- _Your assignment_:
Each line of the entries below that holds "JSON" is needed, copied in full.
BEGIN Exercise data
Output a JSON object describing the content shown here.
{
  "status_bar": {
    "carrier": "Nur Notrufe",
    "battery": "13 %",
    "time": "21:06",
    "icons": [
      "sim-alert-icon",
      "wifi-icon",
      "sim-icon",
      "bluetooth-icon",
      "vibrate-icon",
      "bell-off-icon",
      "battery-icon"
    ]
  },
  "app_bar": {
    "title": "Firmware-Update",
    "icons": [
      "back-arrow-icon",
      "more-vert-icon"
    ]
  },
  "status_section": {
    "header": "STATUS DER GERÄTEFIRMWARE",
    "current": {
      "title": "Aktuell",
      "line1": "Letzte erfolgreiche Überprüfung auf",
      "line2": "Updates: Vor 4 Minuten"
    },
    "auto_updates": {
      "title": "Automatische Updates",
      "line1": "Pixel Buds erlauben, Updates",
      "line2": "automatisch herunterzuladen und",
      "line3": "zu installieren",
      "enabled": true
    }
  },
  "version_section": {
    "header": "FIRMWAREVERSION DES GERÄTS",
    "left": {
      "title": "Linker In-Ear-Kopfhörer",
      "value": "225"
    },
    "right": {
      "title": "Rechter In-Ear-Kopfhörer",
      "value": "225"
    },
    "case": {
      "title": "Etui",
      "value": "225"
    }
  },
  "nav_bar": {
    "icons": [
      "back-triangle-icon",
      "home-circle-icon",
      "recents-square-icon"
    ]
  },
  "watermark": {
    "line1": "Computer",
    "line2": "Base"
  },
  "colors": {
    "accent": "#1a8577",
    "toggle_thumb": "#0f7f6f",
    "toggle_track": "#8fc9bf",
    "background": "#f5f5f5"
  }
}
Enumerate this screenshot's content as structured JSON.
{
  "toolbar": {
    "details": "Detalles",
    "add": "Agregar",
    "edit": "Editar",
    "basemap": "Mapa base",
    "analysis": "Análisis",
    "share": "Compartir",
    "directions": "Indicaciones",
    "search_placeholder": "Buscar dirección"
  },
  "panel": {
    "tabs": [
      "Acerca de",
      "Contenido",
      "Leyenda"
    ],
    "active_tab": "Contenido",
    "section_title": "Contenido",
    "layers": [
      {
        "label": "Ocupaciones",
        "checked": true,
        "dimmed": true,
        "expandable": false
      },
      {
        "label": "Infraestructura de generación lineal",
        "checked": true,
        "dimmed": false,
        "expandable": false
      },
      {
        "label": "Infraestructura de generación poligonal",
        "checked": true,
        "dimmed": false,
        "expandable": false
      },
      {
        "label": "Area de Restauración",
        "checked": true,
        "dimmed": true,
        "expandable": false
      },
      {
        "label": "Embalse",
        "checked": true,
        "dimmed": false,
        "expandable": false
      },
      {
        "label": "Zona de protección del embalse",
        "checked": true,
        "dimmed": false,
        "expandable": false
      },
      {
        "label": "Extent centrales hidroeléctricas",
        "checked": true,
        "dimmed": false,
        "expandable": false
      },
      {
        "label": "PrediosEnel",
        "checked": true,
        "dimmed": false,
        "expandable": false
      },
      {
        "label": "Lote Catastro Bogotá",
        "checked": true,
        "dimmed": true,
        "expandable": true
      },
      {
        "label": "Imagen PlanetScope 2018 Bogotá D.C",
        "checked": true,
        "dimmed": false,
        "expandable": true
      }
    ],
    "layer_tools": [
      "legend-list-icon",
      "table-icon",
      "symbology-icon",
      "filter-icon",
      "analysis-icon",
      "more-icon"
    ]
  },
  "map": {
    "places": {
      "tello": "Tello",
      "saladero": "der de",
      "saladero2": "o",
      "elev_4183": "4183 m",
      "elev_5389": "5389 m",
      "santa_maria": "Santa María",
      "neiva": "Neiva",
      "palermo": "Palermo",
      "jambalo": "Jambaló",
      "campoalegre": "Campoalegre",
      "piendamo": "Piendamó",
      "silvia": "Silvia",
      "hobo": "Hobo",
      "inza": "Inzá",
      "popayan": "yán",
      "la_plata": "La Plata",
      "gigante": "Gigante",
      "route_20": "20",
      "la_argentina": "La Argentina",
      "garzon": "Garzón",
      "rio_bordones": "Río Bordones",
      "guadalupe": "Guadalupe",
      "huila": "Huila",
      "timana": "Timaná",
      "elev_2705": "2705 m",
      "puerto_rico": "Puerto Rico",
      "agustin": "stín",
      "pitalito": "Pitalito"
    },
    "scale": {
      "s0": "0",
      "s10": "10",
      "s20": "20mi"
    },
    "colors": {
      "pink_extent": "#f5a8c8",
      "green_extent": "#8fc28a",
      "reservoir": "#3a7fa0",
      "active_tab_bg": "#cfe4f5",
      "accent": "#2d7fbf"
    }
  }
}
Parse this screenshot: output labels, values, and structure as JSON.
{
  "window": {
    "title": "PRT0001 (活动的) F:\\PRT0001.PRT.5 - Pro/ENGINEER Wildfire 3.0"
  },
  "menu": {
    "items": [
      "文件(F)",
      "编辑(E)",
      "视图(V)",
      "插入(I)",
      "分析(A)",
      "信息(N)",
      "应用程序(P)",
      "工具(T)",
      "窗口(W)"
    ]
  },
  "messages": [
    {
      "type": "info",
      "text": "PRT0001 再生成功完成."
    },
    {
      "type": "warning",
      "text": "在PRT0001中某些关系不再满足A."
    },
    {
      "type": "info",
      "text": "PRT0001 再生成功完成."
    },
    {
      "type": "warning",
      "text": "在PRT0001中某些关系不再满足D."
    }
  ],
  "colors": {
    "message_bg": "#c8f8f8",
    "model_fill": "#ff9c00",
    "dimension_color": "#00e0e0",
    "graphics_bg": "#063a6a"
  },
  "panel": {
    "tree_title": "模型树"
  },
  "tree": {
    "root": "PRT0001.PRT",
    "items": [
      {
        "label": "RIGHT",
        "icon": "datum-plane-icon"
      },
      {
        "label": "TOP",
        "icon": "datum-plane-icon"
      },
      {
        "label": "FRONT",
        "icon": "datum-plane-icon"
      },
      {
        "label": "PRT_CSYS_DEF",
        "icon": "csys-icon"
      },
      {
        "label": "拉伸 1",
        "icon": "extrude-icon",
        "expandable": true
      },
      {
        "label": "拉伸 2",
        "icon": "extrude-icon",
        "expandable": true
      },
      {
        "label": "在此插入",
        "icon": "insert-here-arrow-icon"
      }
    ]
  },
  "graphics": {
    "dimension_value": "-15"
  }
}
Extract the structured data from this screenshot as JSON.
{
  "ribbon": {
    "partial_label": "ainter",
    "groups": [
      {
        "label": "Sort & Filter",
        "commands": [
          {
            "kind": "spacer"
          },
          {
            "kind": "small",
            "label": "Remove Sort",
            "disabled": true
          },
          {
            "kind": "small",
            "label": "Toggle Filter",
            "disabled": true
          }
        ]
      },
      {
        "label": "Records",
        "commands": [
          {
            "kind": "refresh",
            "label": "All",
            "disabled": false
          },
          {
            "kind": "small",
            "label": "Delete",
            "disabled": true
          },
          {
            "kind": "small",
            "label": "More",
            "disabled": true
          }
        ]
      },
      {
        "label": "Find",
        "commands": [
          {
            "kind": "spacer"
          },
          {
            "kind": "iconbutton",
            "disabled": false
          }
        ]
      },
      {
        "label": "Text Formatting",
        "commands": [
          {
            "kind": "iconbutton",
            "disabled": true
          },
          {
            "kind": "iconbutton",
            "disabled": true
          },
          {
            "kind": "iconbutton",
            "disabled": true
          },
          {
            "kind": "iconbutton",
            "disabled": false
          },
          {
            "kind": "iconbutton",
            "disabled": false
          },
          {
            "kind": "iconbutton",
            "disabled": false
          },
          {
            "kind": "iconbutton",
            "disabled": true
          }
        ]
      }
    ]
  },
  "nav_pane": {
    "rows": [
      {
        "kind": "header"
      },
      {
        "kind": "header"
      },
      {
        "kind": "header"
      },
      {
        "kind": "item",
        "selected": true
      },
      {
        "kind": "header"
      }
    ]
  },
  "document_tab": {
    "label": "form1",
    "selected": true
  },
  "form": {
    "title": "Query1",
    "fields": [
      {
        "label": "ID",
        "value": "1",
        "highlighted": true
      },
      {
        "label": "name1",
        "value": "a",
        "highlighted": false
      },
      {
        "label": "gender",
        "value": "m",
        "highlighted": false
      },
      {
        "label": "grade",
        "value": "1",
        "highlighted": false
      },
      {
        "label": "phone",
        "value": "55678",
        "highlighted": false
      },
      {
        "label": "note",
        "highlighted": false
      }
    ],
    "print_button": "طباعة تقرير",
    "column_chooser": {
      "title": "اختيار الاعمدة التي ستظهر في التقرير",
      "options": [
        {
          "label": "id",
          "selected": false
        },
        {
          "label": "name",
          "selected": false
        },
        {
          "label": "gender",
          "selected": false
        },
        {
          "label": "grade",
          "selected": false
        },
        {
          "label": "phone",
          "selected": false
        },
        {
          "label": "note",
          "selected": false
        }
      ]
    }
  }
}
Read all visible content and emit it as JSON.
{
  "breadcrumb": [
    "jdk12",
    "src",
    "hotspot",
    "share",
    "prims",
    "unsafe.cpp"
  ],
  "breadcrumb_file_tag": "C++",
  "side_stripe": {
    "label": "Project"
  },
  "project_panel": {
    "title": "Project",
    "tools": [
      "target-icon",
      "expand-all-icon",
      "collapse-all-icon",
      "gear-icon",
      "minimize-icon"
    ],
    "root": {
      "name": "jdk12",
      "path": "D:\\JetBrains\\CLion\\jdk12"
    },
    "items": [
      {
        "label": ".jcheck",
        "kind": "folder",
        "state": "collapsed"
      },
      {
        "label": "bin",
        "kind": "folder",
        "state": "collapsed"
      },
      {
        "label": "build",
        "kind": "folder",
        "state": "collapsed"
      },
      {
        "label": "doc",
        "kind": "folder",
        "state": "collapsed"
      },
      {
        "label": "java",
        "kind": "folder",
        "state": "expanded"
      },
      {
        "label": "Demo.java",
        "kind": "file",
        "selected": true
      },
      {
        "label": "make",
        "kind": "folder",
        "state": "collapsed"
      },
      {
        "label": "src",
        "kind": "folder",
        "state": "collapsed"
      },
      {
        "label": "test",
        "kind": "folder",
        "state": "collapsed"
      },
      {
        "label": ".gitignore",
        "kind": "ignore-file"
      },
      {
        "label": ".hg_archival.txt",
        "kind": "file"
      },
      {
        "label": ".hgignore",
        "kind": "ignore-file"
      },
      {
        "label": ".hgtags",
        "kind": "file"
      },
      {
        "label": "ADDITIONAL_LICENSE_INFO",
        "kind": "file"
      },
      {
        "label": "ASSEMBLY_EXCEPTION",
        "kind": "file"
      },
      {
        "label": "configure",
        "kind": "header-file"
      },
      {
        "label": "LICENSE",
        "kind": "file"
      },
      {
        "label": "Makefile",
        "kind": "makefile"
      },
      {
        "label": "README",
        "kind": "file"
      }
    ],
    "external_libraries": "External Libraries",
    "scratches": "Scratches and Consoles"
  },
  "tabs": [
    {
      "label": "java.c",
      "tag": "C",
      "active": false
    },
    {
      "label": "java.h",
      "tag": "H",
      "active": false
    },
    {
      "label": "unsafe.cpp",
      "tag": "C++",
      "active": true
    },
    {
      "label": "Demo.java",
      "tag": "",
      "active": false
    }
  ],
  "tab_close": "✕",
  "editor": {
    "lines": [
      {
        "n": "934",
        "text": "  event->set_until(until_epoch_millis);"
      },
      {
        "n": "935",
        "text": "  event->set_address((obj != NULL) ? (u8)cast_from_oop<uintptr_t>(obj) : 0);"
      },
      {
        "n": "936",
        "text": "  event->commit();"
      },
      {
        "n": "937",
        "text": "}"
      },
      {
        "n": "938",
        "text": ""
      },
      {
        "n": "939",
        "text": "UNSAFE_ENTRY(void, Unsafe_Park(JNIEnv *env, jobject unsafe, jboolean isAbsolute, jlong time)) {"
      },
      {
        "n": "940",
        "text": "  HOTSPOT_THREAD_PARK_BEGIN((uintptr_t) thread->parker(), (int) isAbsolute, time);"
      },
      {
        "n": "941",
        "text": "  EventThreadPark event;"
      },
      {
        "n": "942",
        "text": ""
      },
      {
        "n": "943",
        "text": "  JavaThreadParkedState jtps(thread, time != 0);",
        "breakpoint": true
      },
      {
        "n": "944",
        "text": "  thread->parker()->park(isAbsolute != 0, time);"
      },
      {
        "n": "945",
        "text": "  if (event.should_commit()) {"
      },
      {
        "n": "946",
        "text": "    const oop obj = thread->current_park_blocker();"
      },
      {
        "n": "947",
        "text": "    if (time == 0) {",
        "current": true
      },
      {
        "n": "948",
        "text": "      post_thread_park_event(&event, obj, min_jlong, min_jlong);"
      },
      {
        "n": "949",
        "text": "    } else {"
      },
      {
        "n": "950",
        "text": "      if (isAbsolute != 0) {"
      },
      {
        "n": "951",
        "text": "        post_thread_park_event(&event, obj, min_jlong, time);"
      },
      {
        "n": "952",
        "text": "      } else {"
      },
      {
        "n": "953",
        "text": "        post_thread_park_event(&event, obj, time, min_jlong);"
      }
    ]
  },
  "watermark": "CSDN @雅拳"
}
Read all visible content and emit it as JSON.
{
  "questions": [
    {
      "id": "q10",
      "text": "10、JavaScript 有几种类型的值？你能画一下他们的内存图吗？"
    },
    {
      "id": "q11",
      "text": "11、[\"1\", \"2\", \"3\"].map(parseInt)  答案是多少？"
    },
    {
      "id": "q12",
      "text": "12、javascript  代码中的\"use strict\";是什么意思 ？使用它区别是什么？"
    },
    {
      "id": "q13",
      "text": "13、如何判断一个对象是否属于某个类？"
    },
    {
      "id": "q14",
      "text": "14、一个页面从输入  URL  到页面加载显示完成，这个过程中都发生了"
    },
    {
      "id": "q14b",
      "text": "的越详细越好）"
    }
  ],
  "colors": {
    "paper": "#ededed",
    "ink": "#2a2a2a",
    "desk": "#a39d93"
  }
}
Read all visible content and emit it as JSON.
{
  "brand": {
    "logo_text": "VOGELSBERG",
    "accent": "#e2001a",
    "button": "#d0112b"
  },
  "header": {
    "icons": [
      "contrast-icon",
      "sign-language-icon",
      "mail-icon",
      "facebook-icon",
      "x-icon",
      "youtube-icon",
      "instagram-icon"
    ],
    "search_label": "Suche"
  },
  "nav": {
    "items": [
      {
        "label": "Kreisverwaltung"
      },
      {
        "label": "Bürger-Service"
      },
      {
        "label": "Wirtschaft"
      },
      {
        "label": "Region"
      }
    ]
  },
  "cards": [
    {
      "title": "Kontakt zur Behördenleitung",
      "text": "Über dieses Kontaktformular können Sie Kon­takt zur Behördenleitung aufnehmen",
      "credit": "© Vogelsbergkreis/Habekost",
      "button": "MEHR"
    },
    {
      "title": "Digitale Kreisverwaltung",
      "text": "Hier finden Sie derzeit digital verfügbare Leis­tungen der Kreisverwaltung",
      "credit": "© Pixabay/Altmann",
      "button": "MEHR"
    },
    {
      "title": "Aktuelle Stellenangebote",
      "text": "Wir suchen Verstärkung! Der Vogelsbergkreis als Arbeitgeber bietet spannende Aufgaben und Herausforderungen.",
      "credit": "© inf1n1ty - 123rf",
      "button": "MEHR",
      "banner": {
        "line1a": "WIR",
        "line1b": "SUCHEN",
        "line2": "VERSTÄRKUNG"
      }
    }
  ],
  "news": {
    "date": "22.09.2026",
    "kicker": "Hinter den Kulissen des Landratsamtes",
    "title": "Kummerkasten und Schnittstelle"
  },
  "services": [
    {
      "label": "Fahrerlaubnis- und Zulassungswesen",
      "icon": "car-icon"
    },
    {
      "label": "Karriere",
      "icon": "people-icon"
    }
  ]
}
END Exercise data
- _Exercise solution_:
Output a JSON object describing the content shown here.
Enumerate this screenshot's content as structured JSON.
Parse this screenshot: output labels, values, and structure as JSON.
Extract the structured data from this screenshot as JSON.
Read all visible content and emit it as JSON.
Read all visible content and emit it as JSON.
Read all visible content and emit it as JSON.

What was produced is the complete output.